[TASK OBJECTIVE] Wherever "Length" turns up in the entries, copy out the line that holds it.

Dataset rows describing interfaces

___

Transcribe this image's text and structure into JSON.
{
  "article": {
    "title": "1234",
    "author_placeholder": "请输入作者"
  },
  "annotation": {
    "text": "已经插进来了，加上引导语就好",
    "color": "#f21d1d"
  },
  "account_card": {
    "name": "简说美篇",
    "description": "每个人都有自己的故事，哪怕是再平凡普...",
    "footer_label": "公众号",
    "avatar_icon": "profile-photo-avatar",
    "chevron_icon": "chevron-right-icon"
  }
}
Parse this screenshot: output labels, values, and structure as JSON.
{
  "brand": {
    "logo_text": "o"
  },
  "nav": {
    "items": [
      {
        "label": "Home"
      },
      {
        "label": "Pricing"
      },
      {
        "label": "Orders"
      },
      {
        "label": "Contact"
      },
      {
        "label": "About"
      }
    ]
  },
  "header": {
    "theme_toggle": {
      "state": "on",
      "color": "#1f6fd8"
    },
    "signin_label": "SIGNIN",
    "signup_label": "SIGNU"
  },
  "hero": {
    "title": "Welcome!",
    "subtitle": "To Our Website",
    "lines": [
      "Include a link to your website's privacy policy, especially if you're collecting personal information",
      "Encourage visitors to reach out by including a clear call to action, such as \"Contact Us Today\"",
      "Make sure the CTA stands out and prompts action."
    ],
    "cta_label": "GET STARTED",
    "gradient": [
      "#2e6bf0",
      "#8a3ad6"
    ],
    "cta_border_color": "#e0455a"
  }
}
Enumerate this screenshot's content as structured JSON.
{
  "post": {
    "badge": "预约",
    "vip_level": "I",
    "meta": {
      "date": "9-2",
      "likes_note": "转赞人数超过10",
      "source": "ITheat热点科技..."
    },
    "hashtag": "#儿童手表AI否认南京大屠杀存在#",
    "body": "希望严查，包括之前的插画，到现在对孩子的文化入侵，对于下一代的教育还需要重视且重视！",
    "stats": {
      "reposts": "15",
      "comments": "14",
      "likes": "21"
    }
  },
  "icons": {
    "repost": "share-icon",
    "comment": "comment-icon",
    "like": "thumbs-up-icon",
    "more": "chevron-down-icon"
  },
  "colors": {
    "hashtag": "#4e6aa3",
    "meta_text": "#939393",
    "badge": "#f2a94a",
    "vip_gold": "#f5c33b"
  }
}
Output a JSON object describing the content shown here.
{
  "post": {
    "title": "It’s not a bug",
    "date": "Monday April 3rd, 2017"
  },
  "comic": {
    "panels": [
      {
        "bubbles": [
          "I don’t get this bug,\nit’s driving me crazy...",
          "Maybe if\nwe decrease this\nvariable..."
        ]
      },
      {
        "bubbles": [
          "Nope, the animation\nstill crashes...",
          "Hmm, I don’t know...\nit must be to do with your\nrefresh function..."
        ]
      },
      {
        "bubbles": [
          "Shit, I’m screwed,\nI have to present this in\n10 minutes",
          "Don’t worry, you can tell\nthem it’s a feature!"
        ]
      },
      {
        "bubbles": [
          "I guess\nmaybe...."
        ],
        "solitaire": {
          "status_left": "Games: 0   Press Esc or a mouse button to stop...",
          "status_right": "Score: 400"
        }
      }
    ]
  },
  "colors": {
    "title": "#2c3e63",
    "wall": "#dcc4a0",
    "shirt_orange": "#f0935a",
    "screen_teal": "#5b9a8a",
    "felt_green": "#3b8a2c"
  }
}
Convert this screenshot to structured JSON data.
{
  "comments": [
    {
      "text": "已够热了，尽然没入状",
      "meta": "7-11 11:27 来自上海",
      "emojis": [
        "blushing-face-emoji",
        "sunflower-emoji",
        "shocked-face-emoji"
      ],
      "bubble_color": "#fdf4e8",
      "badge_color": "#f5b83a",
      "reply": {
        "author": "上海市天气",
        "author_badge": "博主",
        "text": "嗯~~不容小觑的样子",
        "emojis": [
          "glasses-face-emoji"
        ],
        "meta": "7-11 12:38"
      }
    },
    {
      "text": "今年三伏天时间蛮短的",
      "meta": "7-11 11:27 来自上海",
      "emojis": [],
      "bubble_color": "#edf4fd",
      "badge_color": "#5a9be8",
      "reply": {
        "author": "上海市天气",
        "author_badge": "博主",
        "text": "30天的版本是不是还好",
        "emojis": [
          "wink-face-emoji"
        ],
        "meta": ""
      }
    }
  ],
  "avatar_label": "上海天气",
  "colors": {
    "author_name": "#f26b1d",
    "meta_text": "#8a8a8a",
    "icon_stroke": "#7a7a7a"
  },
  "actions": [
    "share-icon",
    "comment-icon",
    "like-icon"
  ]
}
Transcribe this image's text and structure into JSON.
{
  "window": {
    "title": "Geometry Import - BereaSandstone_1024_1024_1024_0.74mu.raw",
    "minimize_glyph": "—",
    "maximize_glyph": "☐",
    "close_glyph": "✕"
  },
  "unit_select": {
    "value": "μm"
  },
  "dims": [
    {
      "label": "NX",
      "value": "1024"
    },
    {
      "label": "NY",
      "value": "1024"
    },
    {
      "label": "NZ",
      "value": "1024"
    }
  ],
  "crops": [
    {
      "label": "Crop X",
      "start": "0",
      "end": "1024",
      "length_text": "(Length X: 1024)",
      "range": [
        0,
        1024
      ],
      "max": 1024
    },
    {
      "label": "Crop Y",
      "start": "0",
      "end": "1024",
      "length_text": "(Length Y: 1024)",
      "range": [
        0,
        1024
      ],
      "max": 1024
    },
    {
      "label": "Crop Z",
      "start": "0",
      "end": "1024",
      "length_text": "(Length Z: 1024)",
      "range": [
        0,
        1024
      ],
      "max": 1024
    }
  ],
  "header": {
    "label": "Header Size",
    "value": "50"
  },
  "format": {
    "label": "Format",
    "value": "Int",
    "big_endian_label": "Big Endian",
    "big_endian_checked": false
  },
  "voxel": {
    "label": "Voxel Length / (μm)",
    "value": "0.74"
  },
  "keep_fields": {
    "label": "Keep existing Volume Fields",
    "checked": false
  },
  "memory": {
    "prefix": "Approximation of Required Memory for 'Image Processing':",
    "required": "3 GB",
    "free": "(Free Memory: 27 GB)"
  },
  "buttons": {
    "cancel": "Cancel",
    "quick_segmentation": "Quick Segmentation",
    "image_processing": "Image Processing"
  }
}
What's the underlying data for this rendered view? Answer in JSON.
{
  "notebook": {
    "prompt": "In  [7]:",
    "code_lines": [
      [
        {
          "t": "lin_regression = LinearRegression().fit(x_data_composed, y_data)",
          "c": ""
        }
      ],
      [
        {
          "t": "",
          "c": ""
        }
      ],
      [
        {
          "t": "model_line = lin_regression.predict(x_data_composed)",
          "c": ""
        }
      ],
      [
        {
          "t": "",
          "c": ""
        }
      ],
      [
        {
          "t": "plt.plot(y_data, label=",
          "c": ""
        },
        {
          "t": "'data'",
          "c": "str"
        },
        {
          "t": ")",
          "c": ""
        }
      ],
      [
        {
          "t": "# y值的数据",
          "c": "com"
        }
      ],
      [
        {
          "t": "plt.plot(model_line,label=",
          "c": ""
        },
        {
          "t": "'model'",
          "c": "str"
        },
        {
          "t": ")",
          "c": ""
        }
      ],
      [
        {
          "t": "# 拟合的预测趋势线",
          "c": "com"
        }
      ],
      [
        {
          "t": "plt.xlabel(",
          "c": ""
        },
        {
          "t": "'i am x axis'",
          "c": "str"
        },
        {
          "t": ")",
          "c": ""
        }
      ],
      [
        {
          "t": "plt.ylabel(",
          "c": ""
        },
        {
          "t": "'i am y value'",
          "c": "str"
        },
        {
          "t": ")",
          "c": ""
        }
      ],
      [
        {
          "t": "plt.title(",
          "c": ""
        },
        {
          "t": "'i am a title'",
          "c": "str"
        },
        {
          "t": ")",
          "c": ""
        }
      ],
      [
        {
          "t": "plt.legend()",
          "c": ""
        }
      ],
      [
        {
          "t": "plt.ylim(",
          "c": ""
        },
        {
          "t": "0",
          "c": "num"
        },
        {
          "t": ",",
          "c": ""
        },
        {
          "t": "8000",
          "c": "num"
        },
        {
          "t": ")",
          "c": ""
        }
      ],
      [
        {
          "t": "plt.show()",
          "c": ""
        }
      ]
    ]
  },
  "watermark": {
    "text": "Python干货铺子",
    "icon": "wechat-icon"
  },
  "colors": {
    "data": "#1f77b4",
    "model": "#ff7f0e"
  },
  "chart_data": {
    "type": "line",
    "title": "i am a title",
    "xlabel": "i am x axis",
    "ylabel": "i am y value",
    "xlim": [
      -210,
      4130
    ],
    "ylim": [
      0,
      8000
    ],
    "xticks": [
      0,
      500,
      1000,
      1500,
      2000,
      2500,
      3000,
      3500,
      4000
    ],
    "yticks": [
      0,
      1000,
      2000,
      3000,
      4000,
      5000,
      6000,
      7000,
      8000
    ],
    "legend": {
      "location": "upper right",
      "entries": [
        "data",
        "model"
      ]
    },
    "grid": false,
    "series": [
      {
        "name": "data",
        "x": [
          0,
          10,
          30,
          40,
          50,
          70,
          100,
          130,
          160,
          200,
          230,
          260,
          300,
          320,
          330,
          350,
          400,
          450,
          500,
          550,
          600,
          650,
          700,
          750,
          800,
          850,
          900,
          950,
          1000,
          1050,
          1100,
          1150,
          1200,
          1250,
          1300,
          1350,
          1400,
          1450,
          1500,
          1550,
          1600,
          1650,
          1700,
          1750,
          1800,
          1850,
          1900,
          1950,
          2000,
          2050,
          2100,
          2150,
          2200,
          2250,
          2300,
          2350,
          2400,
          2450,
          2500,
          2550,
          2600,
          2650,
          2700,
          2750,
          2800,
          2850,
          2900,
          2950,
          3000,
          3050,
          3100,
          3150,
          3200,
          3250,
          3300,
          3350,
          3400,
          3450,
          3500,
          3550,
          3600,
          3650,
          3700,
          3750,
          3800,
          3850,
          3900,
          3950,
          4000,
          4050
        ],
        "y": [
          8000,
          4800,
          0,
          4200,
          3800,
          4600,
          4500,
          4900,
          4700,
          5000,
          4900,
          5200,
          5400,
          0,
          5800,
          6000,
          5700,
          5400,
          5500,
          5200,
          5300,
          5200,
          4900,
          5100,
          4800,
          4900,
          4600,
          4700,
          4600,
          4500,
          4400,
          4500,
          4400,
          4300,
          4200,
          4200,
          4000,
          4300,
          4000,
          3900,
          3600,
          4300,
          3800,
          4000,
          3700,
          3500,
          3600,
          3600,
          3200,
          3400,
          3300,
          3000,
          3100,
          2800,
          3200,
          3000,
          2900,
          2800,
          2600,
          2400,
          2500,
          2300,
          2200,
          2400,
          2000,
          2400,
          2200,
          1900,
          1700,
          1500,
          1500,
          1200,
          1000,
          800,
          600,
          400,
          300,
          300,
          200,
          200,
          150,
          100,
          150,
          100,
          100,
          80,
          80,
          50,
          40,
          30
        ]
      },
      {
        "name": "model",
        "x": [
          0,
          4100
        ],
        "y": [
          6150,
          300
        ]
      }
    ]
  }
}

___

[WORKED SOLUTION]
      "length_text": "(Length X: 1024)",
      "length_text": "(Length Y: 1024)",
      "length_text": "(Length Z: 1024)",
    "label": "Voxel Length / (μm)",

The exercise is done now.